However, as Jesus so often did, He turned the discussion from the initial question to the more relevant issues behind it. The second part of His answer, to give “to God what is God’s”, serves as a reminder that we need to focus on our relationship with God.

Whether the Jewish audience paid their taxes or not, it was more important for them to focus on honoring their own “image” — the image of God imprinted on every human being created in His likeness. Like the image of Caesar, the image of God suggests God’s ownership and sovereignty over us. It’s far more important to make sure we’re pleasing God than the human government. We belong to God, not the government. Any government that denies this is wrong and should not replace God.

This story, sometimes in conjunction with Peter’s declaration to obey God rather than man, is often used to justify the notion that the church and the government should have have little or no collaborative relationship. While government and the church have historically had some fights, Jesus definitely promoted an attitude of respect and honor toward the government.

This respect takes the form of obeying the law, paying taxes, and honoring our elected representatives. We do well to remember that the government in Jesus’ day was totalitarian and ruled by a dictator, not democratic with elected representatives. Even if we don’t like our current political leaders, citizens have placed them there through fair and open elections. If even the Roman government deserved the Jews’ respect, our much more fair government deserves ours.

It’s difficult to set unambiguous rules for us as Christians dictating how we should interact with our government. Not every law passed is moral, and not every government official deserves our respect. The Bible itself records instances where rebels are commended for resisting or overthrowing a wicked ruler. But just as we can’t use the Bible to justify unconditionally obeying everything the government says, we likewise can’t use the Bible to justify the complete opposite behavior.

Whatever conclusion you come to should be reached through much thought and prayer about the proper way to render unto Caesar what is Caesar’s, and to God what is God’s.
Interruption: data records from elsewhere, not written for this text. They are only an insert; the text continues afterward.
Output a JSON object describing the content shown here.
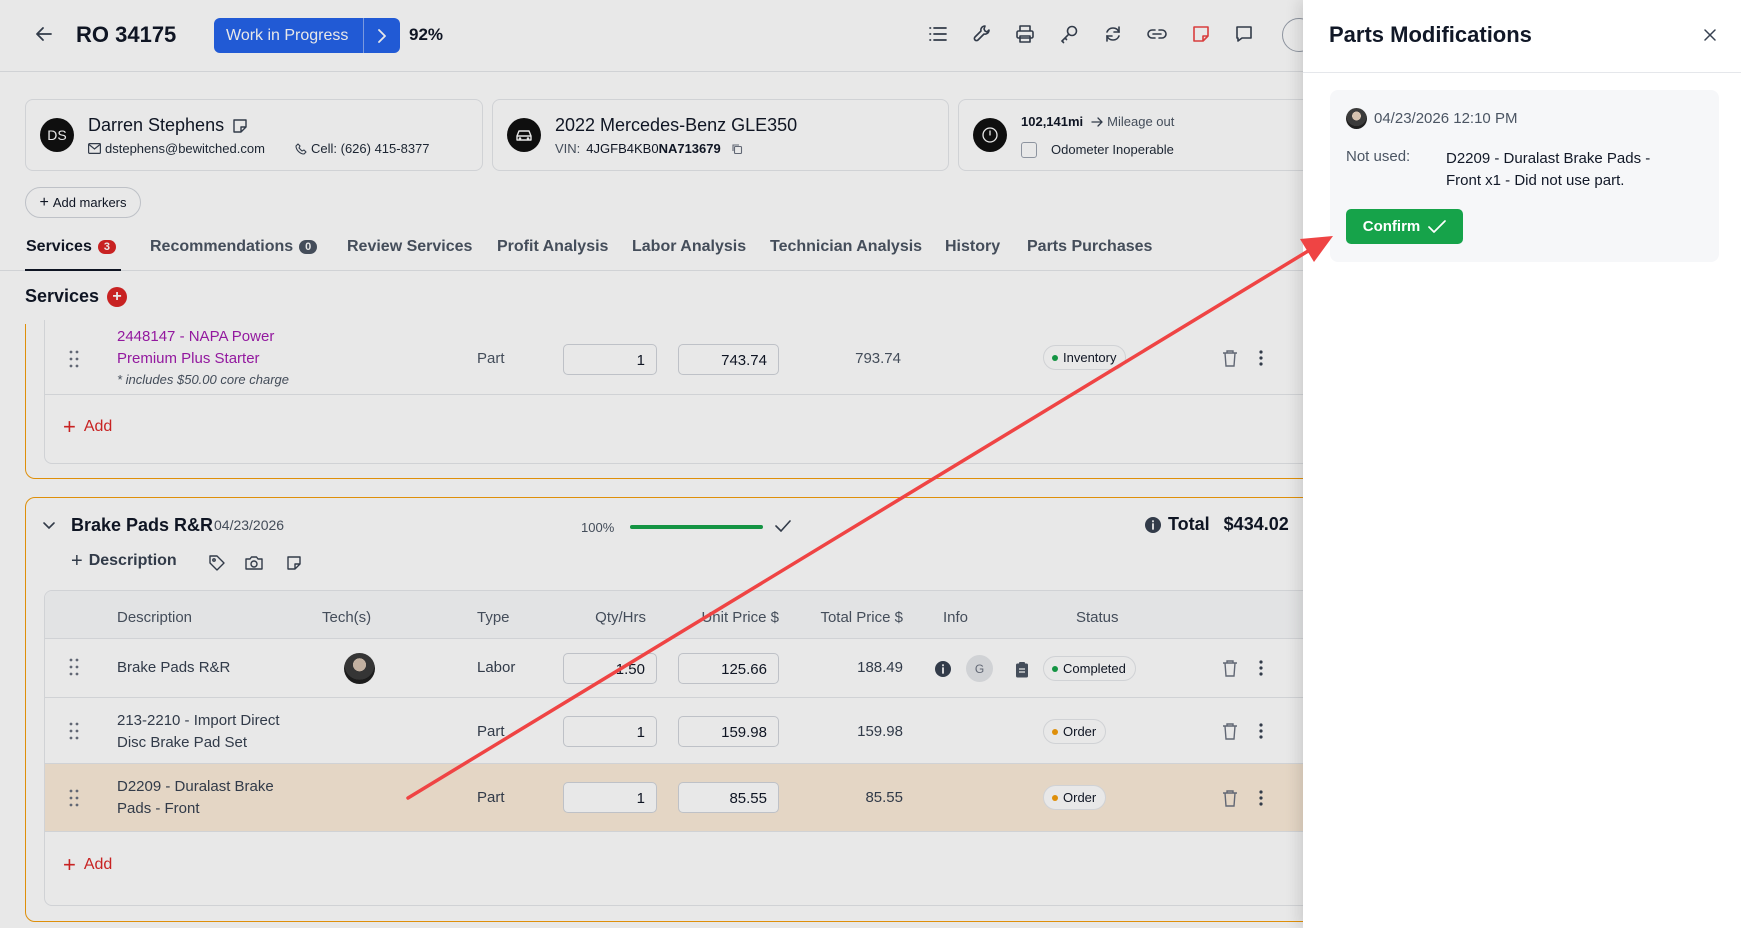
{
  "header": {
    "ro_number": "RO 34175",
    "status": "Work in Progress",
    "progress_percent": "92%"
  },
  "customer": {
    "initials": "DS",
    "name": "Darren Stephens",
    "email": "dstephens@bewitched.com",
    "phone": "Cell: (626) 415-8377"
  },
  "vehicle": {
    "name": "2022 Mercedes-Benz GLE350",
    "vin_label": "VIN:",
    "vin_prefix": "4JGFB4KB0",
    "vin_suffix": "NA713679"
  },
  "mileage": {
    "value": "102,141mi",
    "out_label": "Mileage out",
    "odometer_label": "Odometer Inoperable"
  },
  "markers_label": "Add markers",
  "tabs": [
    {
      "label": "Services",
      "badge": "3"
    },
    {
      "label": "Recommendations",
      "badge": "0"
    },
    {
      "label": "Review Services"
    },
    {
      "label": "Profit Analysis"
    },
    {
      "label": "Labor Analysis"
    },
    {
      "label": "Technician Analysis"
    },
    {
      "label": "History"
    },
    {
      "label": "Parts Purchases"
    }
  ],
  "services_heading": "Services",
  "service1": {
    "part_line1": "2448147 - NAPA Power",
    "part_line2": "Premium Plus Starter",
    "note": "* includes $50.00 core charge",
    "type": "Part",
    "qty": "1",
    "unit_price": "743.74",
    "total": "793.74",
    "status": "Inventory",
    "add_label": "Add"
  },
  "service2": {
    "title": "Brake Pads R&R",
    "date": "04/23/2026",
    "progress": "100%",
    "progress_fraction": 1.0,
    "total_label": "Total",
    "total_value": "$434.02",
    "description_label": "Description",
    "columns": [
      "Description",
      "Tech(s)",
      "Type",
      "Qty/Hrs",
      "Unit Price $",
      "Total Price $",
      "Info",
      "Status"
    ],
    "rows": [
      {
        "line1": "Brake Pads R&R",
        "line2": "",
        "type": "Labor",
        "qty": "1.50",
        "unit": "125.66",
        "total": "188.49",
        "info_g": "G",
        "status": "Completed",
        "status_color": "#16a34a"
      },
      {
        "line1": "213-2210 - Import Direct",
        "line2": "Disc Brake Pad Set",
        "type": "Part",
        "qty": "1",
        "unit": "159.98",
        "total": "159.98",
        "status": "Order",
        "status_color": "#f59e0b"
      },
      {
        "line1": "D2209 - Duralast Brake",
        "line2": "Pads - Front",
        "type": "Part",
        "qty": "1",
        "unit": "85.55",
        "total": "85.55",
        "status": "Order",
        "status_color": "#f59e0b"
      }
    ],
    "add_label": "Add"
  },
  "drawer": {
    "title": "Parts Modifications",
    "timestamp": "04/23/2026 12:10 PM",
    "label": "Not used:",
    "text_line1": "D2209 - Duralast Brake Pads -",
    "text_line2": "Front x1 - Did not use part.",
    "confirm_label": "Confirm"
  },
  "colors": {
    "status_blue": "#2563eb",
    "confirm_green": "#16a34a",
    "accent_red": "#dc2626",
    "service_border": "#f59e0b",
    "part_link": "#a21caf",
    "annotation_arrow": "#ef4444"
  }
}
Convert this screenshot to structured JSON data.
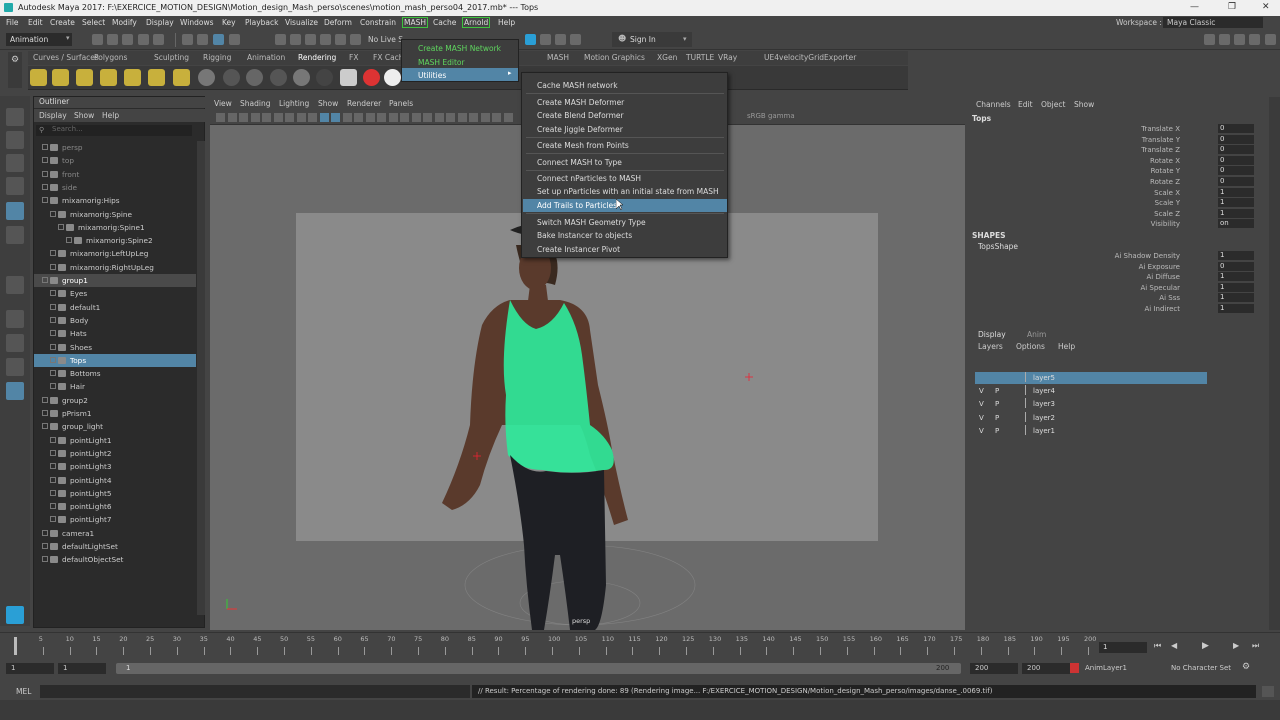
{
  "window": {
    "title": "Autodesk Maya 2017: F:\\EXERCICE_MOTION_DESIGN\\Motion_design_Mash_perso\\scenes\\motion_mash_perso04_2017.mb*   ---   Tops",
    "workspace_label": "Workspace :",
    "workspace_value": "Maya Classic"
  },
  "menubar": [
    "File",
    "Edit",
    "Create",
    "Select",
    "Modify",
    "Display",
    "Windows",
    "Key",
    "Playback",
    "Visualize",
    "Deform",
    "Constrain",
    "MASH",
    "Cache",
    "Arnold",
    "Help"
  ],
  "toolbar": {
    "mode": "Animation",
    "no_live": "No Live S",
    "sign_in": "Sign In"
  },
  "shelf_tabs": [
    "Curves / Surfaces",
    "Polygons",
    "Sculpting",
    "Rigging",
    "Animation",
    "Rendering",
    "FX",
    "FX Cach",
    "ost",
    "MASH",
    "Motion Graphics",
    "XGen",
    "TURTLE",
    "VRay",
    "UE4velocityGridExporter"
  ],
  "outliner": {
    "title": "Outliner",
    "menu": [
      "Display",
      "Show",
      "Help"
    ],
    "search_placeholder": "Search...",
    "rows": [
      "persp",
      "top",
      "front",
      "side",
      "mixamorig:Hips",
      "mixamorig:Spine",
      "mixamorig:Spine1",
      "mixamorig:Spine2",
      "mixamorig:LeftUpLeg",
      "mixamorig:RightUpLeg",
      "group1",
      "Eyes",
      "default1",
      "Body",
      "Hats",
      "Shoes",
      "Tops",
      "Bottoms",
      "Hair",
      "group2",
      "pPrism1",
      "group_light",
      "pointLight1",
      "pointLight2",
      "pointLight3",
      "pointLight4",
      "pointLight5",
      "pointLight6",
      "pointLight7",
      "camera1",
      "defaultLightSet",
      "defaultObjectSet"
    ]
  },
  "viewport": {
    "menu": [
      "View",
      "Shading",
      "Lighting",
      "Show",
      "Renderer",
      "Panels"
    ],
    "color_space": "sRGB gamma",
    "camera_label": "persp"
  },
  "mash_menu": [
    "Create MASH Network",
    "MASH Editor",
    "Utilities"
  ],
  "utilities_menu": [
    "Cache MASH network",
    "Create MASH Deformer",
    "Create Blend Deformer",
    "Create Jiggle Deformer",
    "Create Mesh from Points",
    "Connect MASH to Type",
    "Connect nParticles to MASH",
    "Set up nParticles with an initial state from MASH",
    "Add Trails to Particles",
    "Switch MASH Geometry Type",
    "Bake Instancer to objects",
    "Create Instancer Pivot"
  ],
  "channel_box": {
    "menu": [
      "Channels",
      "Edit",
      "Object",
      "Show"
    ],
    "object": "Tops",
    "attrs": [
      [
        "Translate X",
        "0"
      ],
      [
        "Translate Y",
        "0"
      ],
      [
        "Translate Z",
        "0"
      ],
      [
        "Rotate X",
        "0"
      ],
      [
        "Rotate Y",
        "0"
      ],
      [
        "Rotate Z",
        "0"
      ],
      [
        "Scale X",
        "1"
      ],
      [
        "Scale Y",
        "1"
      ],
      [
        "Scale Z",
        "1"
      ],
      [
        "Visibility",
        "on"
      ]
    ],
    "shapes_header": "SHAPES",
    "shape_name": "TopsShape",
    "shape_attrs": [
      [
        "Ai Shadow Density",
        "1"
      ],
      [
        "Ai Exposure",
        "0"
      ],
      [
        "Ai Diffuse",
        "1"
      ],
      [
        "Ai Specular",
        "1"
      ],
      [
        "Ai Sss",
        "1"
      ],
      [
        "Ai Indirect",
        "1"
      ]
    ]
  },
  "layers": {
    "tabs": [
      "Display",
      "Anim"
    ],
    "menu": [
      "Layers",
      "Options",
      "Help"
    ],
    "rows": [
      "layer5",
      "layer4",
      "layer3",
      "layer2",
      "layer1"
    ]
  },
  "side_tabs": [
    "Channel Box / Layer Editor",
    "Modeling Toolkit",
    "Attribute Editor",
    "Tool Settings"
  ],
  "timeline": {
    "ticks": [
      "5",
      "10",
      "15",
      "20",
      "25",
      "30",
      "35",
      "40",
      "45",
      "50",
      "55",
      "60",
      "65",
      "70",
      "75",
      "80",
      "85",
      "90",
      "95",
      "100",
      "105",
      "110",
      "115",
      "120",
      "125",
      "130",
      "135",
      "140",
      "145",
      "150",
      "155",
      "160",
      "165",
      "170",
      "175",
      "180",
      "185",
      "190",
      "195",
      "200"
    ],
    "current": "1"
  },
  "range": {
    "start": "1",
    "start2": "1",
    "slider_start": "1",
    "slider_end": "200",
    "end": "200",
    "end2": "200",
    "anim_layer": "AnimLayer1",
    "char_set": "No Character Set"
  },
  "cmdline": {
    "label": "MEL",
    "result": "// Result: Percentage of rendering done: 89 (Rendering image... F:/EXERCICE_MOTION_DESIGN/Motion_design_Mash_perso/images/danse_.0069.tif)"
  },
  "colors": {
    "accent": "#5285a6",
    "mash_green": "#5fd65f",
    "wire": "#2fe89a"
  }
}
There again, as creator, God owns everything! Let’s start with honoring God and all other obligations will assume their proper place.

Blessings on you and yours, Jim Black

P.S. if you’d like to read previous ruminations of mine they can be found at